I'll start with the basic situation. A man on a horse has arrived at a lone house because he promised that he would. Readers don't know why he promised anything. It is night when he arrives at the house, and he knocks on the door several times. There is no answer at all. It's possible that everybody is asleep. It's possible that nobody is home. It's possible that everybody in the house is dead, and their ghosts are watching the man knock. Regardless, since nobody welcomes the visitor, he leaves.

The house itself isn't described in detail, but some key features are mentioned in the poem. Readers are told that the house is a "lone house." That tells me that the house is not in some kind of city, town, or neighborhood. Line four also tells readers that the house is in or near some kind of forest.

I believe that the house is a two-story house. I think that for two reasons. First, the man is able to see stairs that empty into a hall.

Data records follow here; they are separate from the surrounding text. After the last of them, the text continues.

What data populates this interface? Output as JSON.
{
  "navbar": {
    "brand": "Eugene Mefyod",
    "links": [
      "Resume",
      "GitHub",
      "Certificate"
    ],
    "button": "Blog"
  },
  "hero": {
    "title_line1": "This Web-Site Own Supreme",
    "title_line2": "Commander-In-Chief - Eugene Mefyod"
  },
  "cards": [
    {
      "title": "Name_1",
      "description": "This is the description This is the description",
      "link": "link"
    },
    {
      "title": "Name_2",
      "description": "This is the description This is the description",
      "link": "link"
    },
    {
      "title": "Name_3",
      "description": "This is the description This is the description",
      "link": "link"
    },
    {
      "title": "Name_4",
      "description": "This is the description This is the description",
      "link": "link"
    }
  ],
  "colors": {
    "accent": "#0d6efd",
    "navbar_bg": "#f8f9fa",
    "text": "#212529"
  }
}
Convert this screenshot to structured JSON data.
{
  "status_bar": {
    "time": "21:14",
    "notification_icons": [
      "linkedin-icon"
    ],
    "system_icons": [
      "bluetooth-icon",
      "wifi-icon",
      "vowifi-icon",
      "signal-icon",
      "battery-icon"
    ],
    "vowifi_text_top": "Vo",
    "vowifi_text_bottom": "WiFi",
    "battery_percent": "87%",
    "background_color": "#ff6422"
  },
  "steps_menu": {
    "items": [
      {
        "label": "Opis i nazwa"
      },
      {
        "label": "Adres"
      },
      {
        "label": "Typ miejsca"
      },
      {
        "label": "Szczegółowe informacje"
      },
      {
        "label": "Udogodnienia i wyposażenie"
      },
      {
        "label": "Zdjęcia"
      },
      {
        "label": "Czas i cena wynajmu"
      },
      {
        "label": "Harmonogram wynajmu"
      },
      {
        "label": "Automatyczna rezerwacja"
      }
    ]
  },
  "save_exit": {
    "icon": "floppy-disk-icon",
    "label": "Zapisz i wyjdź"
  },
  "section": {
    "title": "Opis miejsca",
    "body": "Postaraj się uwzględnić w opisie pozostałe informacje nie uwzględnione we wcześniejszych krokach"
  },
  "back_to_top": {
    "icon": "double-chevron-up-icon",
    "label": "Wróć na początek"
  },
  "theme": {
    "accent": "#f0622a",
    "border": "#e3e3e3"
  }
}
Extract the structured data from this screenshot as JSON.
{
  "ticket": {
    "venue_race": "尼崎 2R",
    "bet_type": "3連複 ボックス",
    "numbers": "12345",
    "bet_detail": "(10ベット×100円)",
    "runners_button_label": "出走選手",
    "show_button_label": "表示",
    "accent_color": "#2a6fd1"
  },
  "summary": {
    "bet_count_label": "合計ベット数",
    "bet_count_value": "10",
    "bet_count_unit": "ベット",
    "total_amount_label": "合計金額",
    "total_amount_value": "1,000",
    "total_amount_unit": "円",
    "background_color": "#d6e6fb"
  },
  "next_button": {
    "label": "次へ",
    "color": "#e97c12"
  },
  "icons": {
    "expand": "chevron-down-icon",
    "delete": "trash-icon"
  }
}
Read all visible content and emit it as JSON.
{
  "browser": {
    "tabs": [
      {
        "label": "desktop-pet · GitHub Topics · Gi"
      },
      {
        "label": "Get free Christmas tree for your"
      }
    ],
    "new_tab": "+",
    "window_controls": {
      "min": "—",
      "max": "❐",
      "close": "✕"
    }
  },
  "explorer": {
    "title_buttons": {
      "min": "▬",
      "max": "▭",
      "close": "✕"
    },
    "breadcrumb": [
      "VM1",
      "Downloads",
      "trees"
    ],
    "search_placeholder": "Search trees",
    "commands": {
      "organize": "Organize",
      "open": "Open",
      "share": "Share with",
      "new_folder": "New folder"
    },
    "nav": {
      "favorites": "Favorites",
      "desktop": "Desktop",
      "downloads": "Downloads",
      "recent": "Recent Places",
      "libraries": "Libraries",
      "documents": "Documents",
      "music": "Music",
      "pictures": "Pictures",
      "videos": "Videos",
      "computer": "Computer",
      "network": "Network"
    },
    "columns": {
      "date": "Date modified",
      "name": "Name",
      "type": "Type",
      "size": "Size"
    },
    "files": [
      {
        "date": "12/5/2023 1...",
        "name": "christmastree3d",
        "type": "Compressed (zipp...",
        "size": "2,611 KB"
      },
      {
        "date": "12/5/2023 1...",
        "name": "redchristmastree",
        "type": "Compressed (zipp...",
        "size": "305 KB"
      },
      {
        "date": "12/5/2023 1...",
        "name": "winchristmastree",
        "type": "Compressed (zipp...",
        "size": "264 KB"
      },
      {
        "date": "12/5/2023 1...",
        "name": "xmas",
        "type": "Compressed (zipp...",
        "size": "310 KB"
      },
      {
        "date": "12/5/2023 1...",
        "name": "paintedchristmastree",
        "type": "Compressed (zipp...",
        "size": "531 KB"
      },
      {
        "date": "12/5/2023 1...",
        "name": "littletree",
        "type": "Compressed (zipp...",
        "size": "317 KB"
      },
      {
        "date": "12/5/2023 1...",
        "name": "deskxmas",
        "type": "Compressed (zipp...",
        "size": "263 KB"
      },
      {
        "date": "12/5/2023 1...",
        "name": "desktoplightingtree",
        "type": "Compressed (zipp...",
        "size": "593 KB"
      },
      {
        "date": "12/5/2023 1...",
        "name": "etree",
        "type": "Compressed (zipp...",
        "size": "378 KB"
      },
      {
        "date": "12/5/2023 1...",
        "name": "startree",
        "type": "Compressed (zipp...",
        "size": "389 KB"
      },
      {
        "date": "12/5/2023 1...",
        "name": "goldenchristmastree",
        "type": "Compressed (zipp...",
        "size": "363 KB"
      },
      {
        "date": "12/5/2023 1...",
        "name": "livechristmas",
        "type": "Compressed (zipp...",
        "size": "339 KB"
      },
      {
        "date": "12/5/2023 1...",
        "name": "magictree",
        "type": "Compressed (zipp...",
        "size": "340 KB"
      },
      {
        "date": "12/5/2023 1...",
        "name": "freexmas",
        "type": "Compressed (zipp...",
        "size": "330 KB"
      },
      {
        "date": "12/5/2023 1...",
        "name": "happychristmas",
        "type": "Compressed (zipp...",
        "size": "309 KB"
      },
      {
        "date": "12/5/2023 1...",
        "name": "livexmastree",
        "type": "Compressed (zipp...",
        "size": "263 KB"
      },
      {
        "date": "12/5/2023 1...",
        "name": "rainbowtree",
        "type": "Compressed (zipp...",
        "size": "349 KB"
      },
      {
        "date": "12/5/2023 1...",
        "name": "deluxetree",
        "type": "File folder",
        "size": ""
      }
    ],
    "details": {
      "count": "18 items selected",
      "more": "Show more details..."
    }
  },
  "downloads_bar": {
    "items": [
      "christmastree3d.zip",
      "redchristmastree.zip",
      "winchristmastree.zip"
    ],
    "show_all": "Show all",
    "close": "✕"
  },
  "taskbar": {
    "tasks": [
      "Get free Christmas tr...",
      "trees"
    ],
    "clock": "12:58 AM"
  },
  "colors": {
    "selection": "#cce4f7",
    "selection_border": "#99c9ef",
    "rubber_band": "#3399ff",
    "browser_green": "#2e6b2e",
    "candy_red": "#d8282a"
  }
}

Stood thronging the faint moonbeams on the dark stair,   
   That goes down to the empty hall.
I do not know how the man is capable of seeing that far into a dark house, but he can. Second, I think the house is a two-story house because readers are told that the house has a "turret." I suppose that a turret could be on a one-story house, but I have never seen that before. A turret makes me picture the house like an old castle, but the design feature gained popularity again during the Victorian era. I've linked to a picture of what I believe the house could look like.
 
A final specific detail about the house itself is that it is likely covered in some kind of leafy, creeping vine. Readers are told that the windows are "leaf-fringed."
No head from the leaf-fringed sill 
Leaned over and looked into his grey eyes. 
That means some kind of plant life is growing all around the windows.